U.S. COPYRIGHT ACT
- Grants Exclusive Rights to Copyright Authors or Owners
- Right to Reproduce
- Right to Make Derivative Works
- Right to Distribute
- Right to Perform
- Right to Display
COPYRIGHT IN THE MUSIC INDUSTRY
EVERY RECORDED SONG CONTAINS TWO COPYRIGHTS 1) MUSICAL COMPOSITION The notes and lyrics of the song 2) SOUND RECORDING The Recording Artist’s recorded version of the song Even if the recording artist is the songwriter, two copyrights are created – one for the sound recording and one for the musical composition.
What is a Music Publisher
A music publisher works with songwriters to market and promote their songs, resulting in exposure of songs to the public and generating income.
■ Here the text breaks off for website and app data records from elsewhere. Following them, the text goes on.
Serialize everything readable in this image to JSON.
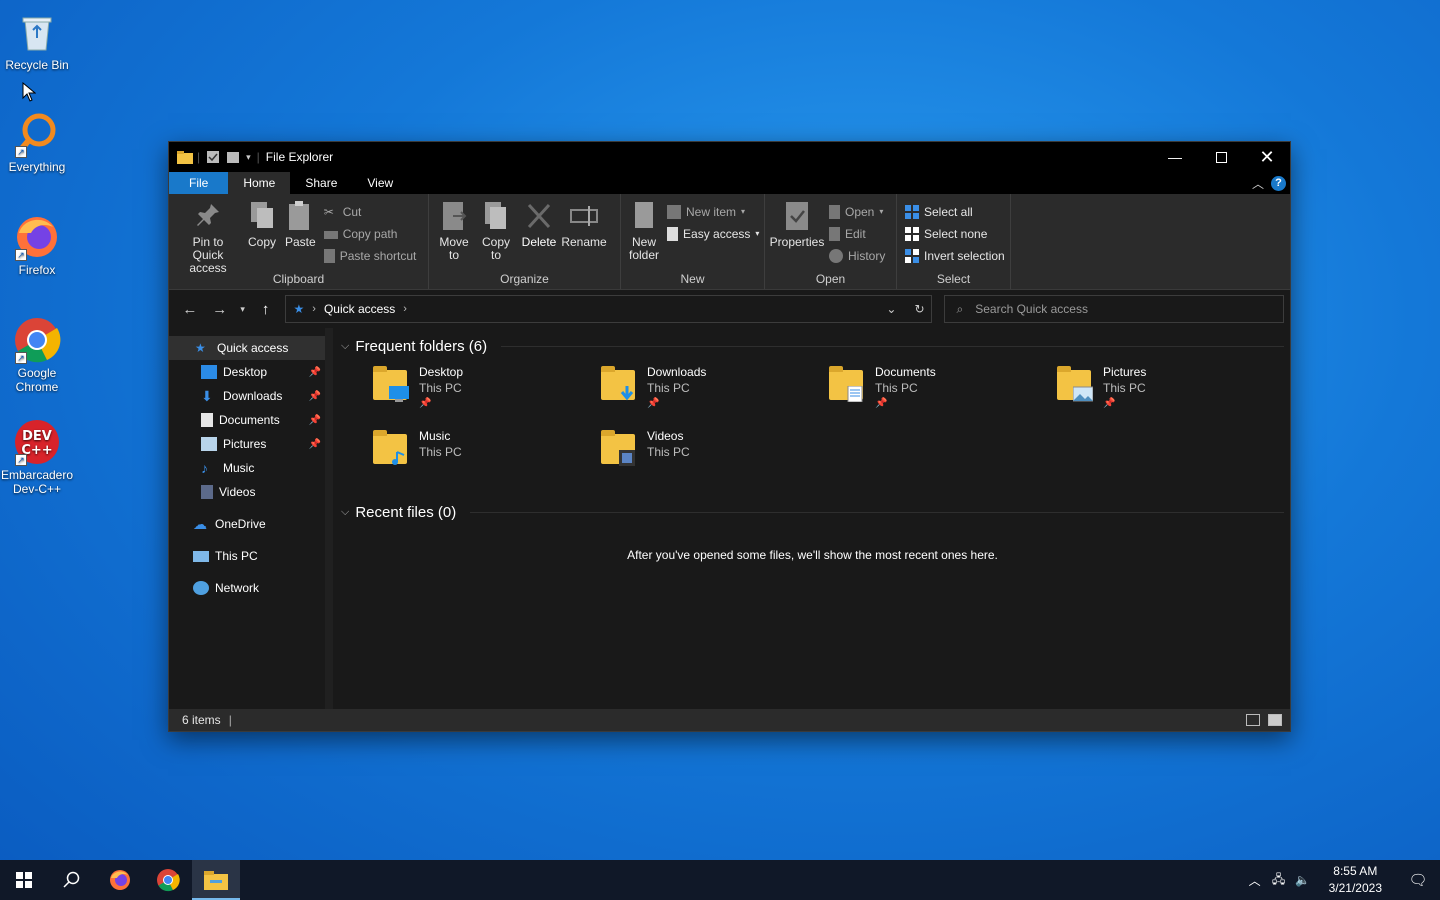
{
  "desktop": {
    "icons": [
      {
        "label": "Recycle Bin"
      },
      {
        "label": "Everything"
      },
      {
        "label": "Firefox"
      },
      {
        "label": "Google Chrome"
      },
      {
        "label": "Embarcadero Dev-C++"
      }
    ]
  },
  "window": {
    "title": "File Explorer",
    "tabs": [
      "File",
      "Home",
      "Share",
      "View"
    ],
    "help": "?",
    "ribbon": {
      "clipboard": {
        "label": "Clipboard",
        "pin": "Pin to Quick access",
        "copy": "Copy",
        "paste": "Paste",
        "cut": "Cut",
        "copy_path": "Copy path",
        "paste_shortcut": "Paste shortcut"
      },
      "organize": {
        "label": "Organize",
        "move_to": "Move to",
        "copy_to": "Copy to",
        "delete": "Delete",
        "rename": "Rename"
      },
      "new": {
        "label": "New",
        "new_folder": "New folder",
        "new_item": "New item",
        "easy_access": "Easy access"
      },
      "open": {
        "label": "Open",
        "properties": "Properties",
        "open": "Open",
        "edit": "Edit",
        "history": "History"
      },
      "select": {
        "label": "Select",
        "select_all": "Select all",
        "select_none": "Select none",
        "invert": "Invert selection"
      }
    },
    "address": {
      "crumb": "Quick access",
      "search_placeholder": "Search Quick access"
    },
    "nav": {
      "quick_access": "Quick access",
      "pinned": [
        "Desktop",
        "Downloads",
        "Documents",
        "Pictures",
        "Music",
        "Videos"
      ],
      "onedrive": "OneDrive",
      "this_pc": "This PC",
      "network": "Network"
    },
    "content": {
      "frequent_header": "Frequent folders (6)",
      "folders": [
        {
          "name": "Desktop",
          "location": "This PC",
          "pinned": true
        },
        {
          "name": "Downloads",
          "location": "This PC",
          "pinned": true
        },
        {
          "name": "Documents",
          "location": "This PC",
          "pinned": true
        },
        {
          "name": "Pictures",
          "location": "This PC",
          "pinned": true
        },
        {
          "name": "Music",
          "location": "This PC",
          "pinned": false
        },
        {
          "name": "Videos",
          "location": "This PC",
          "pinned": false
        }
      ],
      "recent_header": "Recent files (0)",
      "recent_empty": "After you've opened some files, we'll show the most recent ones here."
    },
    "status": {
      "items": "6 items"
    }
  },
  "taskbar": {
    "time": "8:55 AM",
    "date": "3/21/2023"
  },
  "colors": {
    "accent": "#1979ca",
    "folder": "#f3c344",
    "window_bg": "#191919",
    "ribbon_bg": "#2b2b2b"
  }
}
Music publishers “pitch” songs to record labels, movie and television producers and others who use music, then license the right to use the song and collect fees for the usage. Those fees are then split with the songwriter.
Music Publishers and Record Labels
Songwriters enter into publishing, co-publishing, or administration agreements with music publishers. In exchange for acquiring the copyright, a portion of the copyright, or a percentage of the revenue earned from the exploitation of the musical composition, the music publisher seeks opportunities to exploit the musical composition, collects revenue from the exploitation, and pays and accounts to the songwriter. The music publisher share is usually 50%. Recording artists assign their copyrights to a record label in exchange for a negotiated royalty.
Types of Licenses Issued by Music Publishers
• Reproduction (Mechanical) Licenses Music distributed in physical and digital form. The royalties are generally collected and paid by the Harry Fox Agency.
• Public Performance Licenses Music broadcast on radio (terrestrial and satellite), in live venues, and other public places. The royalties are collected and paid by public performance societies (ASCAP, BMI, and SESAC). Each broadcaster receives a blanket license from each performing rights society, in exchange for a royalty fee.
• Synchronization Licenses Music used in fi lm, television, commercials, music videos, etc. Publishers enter into direct licenses with users.
• Folio Licenses Music published in written form as lyrics and music notation either as bound music folios or online lyric and tablature websites. Publishers enter into direct licenses with users.